Description of the task
Take the data and return it in full. Change nothing.

Component data from apps and pages
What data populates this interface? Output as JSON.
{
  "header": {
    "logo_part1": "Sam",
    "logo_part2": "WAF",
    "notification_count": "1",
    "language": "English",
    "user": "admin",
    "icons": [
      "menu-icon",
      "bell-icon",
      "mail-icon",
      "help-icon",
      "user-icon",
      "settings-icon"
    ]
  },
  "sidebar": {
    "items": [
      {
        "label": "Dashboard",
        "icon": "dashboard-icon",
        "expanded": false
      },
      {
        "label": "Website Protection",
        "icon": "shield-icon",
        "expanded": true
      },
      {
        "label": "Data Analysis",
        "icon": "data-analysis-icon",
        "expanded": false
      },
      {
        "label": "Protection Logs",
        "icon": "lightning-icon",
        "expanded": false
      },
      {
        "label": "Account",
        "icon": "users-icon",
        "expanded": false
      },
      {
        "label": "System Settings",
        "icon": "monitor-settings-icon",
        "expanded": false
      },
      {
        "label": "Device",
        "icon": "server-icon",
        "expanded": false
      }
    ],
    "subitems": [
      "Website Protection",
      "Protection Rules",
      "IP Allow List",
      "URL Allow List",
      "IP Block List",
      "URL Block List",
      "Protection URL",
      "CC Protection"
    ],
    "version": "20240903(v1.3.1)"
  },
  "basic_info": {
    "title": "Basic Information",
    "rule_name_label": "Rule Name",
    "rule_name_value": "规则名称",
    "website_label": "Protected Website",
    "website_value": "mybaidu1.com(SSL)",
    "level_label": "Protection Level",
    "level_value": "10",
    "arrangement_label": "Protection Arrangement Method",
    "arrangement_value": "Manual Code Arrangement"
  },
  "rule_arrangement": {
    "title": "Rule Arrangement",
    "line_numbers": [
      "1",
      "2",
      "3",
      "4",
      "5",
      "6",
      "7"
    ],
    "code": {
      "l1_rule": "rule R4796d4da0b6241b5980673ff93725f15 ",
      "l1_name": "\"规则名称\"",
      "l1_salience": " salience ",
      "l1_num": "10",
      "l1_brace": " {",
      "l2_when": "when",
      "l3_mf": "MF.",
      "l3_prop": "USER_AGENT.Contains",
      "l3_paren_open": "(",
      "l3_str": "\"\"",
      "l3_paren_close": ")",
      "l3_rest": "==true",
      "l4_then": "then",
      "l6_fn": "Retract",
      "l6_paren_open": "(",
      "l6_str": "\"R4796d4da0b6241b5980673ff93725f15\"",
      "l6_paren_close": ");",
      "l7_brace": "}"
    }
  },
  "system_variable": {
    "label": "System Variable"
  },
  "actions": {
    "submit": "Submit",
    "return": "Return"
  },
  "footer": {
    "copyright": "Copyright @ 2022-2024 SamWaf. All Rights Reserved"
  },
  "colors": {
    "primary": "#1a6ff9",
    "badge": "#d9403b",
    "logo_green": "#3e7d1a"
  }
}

Task solution
What data populates this interface? Output as JSON.
{
  "header": {
    "logo_part1": "Sam",
    "logo_part2": "WAF",
    "notification_count": "1",
    "language": "English",
    "user": "admin",
    "icons": [
      "menu-icon",
      "bell-icon",
      "mail-icon",
      "help-icon",
      "user-icon",
      "settings-icon"
    ]
  },
  "sidebar": {
    "items": [
      {
        "label": "Dashboard",
        "icon": "dashboard-icon",
        "expanded": false
      },
      {
        "label": "Website Protection",
        "icon": "shield-icon",
        "expanded": true
      },
      {
        "label": "Data Analysis",
        "icon": "data-analysis-icon",
        "expanded": false
      },
      {
        "label": "Protection Logs",
        "icon": "lightning-icon",
        "expanded": false
      },
      {
        "label": "Account",
        "icon": "users-icon",
        "expanded": false
      },
      {
        "label": "System Settings",
        "icon": "monitor-settings-icon",
        "expanded": false
      },
      {
        "label": "Device",
        "icon": "server-icon",
        "expanded": false
      }
    ],
    "subitems": [
      "Website Protection",
      "Protection Rules",
      "IP Allow List",
      "URL Allow List",
      "IP Block List",
      "URL Block List",
      "Protection URL",
      "CC Protection"
    ],
    "version": "20240903(v1.3.1)"
  },
  "basic_info": {
    "title": "Basic Information",
    "rule_name_label": "Rule Name",
    "rule_name_value": "规则名称",
    "website_label": "Protected Website",
    "website_value": "mybaidu1.com(SSL)",
    "level_label": "Protection Level",
    "level_value": "10",
    "arrangement_label": "Protection Arrangement Method",
    "arrangement_value": "Manual Code Arrangement"
  },
  "rule_arrangement": {
    "title": "Rule Arrangement",
    "line_numbers": [
      "1",
      "2",
      "3",
      "4",
      "5",
      "6",
      "7"
    ],
    "code": {
      "l1_rule": "rule R4796d4da0b6241b5980673ff93725f15 ",
      "l1_name": "\"规则名称\"",
      "l1_salience": " salience ",
      "l1_num": "10",
      "l1_brace": " {",
      "l2_when": "when",
      "l3_mf": "MF.",
      "l3_prop": "USER_AGENT.Contains",
      "l3_paren_open": "(",
      "l3_str": "\"\"",
      "l3_paren_close": ")",
      "l3_rest": "==true",
      "l4_then": "then",
      "l6_fn": "Retract",
      "l6_paren_open": "(",
      "l6_str": "\"R4796d4da0b6241b5980673ff93725f15\"",
      "l6_paren_close": ");",
      "l7_brace": "}"
    }
  },
  "system_variable": {
    "label": "System Variable"
  },
  "actions": {
    "submit": "Submit",
    "return": "Return"
  },
  "footer": {
    "copyright": "Copyright @ 2022-2024 SamWaf. All Rights Reserved"
  },
  "colors": {
    "primary": "#1a6ff9",
    "badge": "#d9403b",
    "logo_green": "#3e7d1a"
  }
}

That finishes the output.